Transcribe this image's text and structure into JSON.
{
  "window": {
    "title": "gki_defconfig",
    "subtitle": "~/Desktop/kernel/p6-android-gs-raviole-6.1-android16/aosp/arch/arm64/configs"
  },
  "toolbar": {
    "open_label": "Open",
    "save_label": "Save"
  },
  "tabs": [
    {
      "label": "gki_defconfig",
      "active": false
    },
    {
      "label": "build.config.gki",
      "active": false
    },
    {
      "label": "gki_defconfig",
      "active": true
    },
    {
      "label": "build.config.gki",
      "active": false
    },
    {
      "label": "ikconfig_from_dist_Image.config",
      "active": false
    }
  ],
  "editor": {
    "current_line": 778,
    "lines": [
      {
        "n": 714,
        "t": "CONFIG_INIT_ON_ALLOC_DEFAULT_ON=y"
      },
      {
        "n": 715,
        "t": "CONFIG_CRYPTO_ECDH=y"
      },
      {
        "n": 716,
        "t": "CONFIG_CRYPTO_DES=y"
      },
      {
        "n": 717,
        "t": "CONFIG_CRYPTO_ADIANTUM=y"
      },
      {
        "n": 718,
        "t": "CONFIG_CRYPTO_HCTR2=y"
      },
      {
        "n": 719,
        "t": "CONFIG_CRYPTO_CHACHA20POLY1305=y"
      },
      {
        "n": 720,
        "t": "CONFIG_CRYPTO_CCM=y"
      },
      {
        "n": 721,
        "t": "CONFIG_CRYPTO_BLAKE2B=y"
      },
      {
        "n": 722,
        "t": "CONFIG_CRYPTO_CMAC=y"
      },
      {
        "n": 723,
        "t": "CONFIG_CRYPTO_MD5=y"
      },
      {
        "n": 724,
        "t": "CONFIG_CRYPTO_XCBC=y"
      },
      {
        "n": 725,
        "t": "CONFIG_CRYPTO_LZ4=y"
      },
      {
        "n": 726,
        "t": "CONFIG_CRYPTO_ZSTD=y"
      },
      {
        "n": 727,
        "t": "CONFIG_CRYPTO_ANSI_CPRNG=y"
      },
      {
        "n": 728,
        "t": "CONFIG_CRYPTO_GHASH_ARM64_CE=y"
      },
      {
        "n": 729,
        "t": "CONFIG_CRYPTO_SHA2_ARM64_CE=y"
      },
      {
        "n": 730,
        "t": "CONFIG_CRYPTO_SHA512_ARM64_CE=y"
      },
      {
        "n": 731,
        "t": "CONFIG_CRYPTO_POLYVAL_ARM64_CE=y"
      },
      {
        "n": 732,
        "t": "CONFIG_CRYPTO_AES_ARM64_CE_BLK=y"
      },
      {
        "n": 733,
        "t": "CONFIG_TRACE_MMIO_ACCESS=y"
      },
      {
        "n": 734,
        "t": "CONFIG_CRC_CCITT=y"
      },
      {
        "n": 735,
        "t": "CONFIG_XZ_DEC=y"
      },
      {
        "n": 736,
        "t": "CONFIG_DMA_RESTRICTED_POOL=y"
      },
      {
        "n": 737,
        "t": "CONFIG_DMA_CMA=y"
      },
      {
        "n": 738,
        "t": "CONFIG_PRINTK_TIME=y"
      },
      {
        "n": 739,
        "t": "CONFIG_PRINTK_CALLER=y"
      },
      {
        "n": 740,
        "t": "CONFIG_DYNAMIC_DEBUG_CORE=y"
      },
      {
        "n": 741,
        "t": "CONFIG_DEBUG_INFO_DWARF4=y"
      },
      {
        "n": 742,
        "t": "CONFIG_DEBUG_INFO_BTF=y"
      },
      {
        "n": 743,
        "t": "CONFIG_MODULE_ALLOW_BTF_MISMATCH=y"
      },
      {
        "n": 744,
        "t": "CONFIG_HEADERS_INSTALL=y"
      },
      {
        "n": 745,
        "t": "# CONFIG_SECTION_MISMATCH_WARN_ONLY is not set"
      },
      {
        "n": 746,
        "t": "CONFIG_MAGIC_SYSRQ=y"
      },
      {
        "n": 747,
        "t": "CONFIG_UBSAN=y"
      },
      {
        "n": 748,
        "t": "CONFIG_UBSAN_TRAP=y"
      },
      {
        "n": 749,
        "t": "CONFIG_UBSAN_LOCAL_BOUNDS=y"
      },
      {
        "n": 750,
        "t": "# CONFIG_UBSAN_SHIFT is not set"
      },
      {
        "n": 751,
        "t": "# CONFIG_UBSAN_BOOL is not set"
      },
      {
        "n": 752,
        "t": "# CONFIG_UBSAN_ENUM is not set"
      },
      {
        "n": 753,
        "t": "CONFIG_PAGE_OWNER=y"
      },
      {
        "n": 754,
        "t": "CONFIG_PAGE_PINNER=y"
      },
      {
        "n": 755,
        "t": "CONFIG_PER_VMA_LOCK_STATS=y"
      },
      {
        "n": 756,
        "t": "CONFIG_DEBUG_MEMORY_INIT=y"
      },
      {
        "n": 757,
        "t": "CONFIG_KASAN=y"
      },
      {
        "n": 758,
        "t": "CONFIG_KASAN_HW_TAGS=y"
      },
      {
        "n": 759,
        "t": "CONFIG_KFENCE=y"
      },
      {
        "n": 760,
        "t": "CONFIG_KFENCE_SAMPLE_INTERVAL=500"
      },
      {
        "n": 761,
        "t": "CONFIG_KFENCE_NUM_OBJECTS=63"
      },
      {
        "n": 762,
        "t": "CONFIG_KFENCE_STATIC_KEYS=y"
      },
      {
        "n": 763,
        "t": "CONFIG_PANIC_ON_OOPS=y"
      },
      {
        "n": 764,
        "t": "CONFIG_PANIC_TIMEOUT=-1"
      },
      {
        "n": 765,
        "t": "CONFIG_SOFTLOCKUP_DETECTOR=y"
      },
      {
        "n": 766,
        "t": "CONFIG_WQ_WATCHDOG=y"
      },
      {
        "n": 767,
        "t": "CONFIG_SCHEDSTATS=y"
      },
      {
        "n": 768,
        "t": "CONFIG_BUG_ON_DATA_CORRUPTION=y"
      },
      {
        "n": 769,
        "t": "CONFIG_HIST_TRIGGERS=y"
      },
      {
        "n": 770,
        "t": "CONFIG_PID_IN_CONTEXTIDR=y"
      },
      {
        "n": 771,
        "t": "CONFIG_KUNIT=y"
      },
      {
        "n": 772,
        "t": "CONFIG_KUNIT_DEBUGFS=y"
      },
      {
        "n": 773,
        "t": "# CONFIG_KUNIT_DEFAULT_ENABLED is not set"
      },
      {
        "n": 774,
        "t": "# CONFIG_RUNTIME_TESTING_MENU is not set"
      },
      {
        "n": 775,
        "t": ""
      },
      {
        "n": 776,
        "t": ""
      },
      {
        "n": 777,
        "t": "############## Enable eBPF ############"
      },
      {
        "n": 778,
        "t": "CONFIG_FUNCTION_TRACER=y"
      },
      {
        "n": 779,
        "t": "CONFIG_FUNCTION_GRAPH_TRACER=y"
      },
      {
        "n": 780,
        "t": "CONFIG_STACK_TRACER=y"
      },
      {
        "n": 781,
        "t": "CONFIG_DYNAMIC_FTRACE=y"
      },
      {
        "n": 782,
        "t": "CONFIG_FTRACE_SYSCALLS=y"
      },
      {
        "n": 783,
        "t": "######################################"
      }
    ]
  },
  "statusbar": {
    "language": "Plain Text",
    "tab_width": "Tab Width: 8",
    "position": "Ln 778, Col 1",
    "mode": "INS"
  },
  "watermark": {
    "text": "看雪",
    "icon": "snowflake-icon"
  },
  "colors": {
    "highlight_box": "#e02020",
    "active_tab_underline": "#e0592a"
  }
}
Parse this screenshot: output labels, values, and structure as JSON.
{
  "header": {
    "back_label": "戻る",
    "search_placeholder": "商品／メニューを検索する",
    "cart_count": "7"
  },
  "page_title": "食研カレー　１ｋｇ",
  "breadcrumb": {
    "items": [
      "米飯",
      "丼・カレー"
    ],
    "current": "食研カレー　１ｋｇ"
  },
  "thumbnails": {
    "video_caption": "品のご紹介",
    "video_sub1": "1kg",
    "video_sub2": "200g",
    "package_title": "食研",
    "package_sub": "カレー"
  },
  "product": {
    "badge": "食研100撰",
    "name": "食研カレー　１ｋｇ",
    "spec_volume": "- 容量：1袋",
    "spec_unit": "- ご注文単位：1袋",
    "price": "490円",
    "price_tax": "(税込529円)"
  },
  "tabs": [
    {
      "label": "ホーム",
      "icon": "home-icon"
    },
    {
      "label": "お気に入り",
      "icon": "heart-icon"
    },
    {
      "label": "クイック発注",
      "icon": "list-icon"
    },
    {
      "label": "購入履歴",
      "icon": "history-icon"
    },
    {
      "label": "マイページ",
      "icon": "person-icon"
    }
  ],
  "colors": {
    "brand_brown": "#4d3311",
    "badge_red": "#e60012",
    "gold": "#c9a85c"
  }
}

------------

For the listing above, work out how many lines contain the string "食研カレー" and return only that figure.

■ Answer section
3